> **Try it**:
Every line containing the word "name" is to be copied from the data below.

> **Data for analysis**:
= = = =

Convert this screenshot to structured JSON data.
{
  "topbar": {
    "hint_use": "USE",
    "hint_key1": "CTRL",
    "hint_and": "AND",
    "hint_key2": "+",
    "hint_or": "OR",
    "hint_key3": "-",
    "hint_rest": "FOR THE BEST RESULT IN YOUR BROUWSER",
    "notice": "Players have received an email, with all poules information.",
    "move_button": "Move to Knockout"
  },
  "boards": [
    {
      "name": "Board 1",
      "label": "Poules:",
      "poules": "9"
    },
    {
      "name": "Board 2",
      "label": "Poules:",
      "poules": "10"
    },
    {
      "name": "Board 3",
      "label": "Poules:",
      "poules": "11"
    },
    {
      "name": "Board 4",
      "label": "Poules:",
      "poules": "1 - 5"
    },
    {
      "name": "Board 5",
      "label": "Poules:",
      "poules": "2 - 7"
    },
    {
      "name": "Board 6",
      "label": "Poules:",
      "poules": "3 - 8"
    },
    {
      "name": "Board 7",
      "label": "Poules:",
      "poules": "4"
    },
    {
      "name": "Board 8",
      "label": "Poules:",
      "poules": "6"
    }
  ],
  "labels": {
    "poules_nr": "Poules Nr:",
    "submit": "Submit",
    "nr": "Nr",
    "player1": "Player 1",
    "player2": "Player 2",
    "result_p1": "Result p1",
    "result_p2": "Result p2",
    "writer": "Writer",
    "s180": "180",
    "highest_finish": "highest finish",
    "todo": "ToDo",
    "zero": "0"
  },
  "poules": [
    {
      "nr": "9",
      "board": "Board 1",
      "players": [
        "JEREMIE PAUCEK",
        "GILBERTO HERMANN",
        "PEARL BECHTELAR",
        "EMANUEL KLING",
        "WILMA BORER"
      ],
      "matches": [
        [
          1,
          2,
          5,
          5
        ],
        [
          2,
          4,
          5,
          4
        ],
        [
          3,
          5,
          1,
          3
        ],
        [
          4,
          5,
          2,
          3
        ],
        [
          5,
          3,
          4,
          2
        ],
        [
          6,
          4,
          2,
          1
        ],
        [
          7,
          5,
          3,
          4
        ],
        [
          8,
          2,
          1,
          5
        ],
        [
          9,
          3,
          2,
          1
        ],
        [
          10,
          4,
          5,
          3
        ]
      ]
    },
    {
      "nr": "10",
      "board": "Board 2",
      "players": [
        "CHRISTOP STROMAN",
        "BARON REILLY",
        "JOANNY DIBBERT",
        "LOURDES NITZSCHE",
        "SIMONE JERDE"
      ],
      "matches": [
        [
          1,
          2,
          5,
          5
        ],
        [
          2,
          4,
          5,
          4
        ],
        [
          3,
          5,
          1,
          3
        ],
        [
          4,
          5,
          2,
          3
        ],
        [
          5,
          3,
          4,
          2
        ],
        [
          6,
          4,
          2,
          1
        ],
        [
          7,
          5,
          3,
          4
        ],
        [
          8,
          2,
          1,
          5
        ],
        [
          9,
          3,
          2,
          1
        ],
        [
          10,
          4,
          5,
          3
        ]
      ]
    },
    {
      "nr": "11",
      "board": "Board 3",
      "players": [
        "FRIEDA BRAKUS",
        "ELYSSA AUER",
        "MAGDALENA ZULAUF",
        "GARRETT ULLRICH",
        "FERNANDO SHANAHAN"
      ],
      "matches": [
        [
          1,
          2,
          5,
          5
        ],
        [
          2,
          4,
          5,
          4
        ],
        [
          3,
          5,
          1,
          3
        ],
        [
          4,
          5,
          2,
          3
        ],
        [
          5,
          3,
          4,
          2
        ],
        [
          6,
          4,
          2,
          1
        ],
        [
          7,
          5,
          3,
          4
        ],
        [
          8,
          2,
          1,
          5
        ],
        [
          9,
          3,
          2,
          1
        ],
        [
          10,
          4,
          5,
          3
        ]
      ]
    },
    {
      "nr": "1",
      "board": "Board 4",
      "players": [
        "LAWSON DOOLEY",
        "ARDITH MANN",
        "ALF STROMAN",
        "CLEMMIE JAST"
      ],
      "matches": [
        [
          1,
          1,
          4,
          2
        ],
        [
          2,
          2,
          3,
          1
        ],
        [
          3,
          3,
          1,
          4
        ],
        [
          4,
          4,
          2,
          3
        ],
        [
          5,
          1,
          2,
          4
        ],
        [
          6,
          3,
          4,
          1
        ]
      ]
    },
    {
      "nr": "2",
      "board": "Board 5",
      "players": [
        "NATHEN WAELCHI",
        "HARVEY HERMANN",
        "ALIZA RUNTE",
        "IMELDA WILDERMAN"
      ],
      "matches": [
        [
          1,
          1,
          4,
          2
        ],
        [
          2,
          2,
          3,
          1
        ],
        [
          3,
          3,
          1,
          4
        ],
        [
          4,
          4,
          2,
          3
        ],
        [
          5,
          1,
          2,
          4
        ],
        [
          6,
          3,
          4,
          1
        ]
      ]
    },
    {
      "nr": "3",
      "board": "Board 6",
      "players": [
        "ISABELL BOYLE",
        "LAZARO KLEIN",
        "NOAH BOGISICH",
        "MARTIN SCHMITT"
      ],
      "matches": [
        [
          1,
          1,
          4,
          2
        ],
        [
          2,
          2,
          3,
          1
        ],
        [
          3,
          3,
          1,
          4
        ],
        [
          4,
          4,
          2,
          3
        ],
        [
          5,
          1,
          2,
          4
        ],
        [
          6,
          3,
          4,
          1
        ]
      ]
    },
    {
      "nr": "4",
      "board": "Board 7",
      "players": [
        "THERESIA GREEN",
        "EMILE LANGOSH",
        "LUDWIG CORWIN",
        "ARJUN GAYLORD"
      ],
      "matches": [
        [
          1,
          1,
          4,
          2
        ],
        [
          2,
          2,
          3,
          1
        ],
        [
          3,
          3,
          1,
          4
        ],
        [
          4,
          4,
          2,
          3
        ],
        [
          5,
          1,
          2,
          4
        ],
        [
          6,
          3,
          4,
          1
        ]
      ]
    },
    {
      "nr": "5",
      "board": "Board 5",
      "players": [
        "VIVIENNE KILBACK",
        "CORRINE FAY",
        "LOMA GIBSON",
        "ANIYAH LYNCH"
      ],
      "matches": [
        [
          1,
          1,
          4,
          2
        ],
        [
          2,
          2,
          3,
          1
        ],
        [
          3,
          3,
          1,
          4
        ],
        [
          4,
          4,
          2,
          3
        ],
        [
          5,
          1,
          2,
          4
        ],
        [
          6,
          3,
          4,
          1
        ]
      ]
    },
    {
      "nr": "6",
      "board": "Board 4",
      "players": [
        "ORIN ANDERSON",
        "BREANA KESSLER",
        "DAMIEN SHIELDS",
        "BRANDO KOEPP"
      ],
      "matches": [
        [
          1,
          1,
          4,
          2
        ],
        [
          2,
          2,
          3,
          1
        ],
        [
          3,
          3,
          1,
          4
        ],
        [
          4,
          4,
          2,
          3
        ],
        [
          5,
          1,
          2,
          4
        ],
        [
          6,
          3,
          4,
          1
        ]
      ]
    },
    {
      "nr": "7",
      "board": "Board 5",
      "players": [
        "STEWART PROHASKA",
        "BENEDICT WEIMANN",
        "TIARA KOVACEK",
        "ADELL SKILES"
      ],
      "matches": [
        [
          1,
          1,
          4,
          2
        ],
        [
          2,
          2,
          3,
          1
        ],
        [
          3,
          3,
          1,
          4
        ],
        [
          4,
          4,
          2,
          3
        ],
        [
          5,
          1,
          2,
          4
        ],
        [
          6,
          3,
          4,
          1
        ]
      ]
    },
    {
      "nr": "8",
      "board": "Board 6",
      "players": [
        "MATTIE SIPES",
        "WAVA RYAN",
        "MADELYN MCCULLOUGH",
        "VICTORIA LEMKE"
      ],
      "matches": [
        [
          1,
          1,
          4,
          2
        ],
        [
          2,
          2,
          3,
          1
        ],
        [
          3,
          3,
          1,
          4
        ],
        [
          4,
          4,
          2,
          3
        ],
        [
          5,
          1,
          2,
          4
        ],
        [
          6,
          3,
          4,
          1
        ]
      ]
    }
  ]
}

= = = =

> **Result of the exercise**:
      "name": "Board 1",
      "name": "Board 2",
      "name": "Board 3",
      "name": "Board 4",
      "name": "Board 5",
      "name": "Board 6",
      "name": "Board 7",
      "name": "Board 8",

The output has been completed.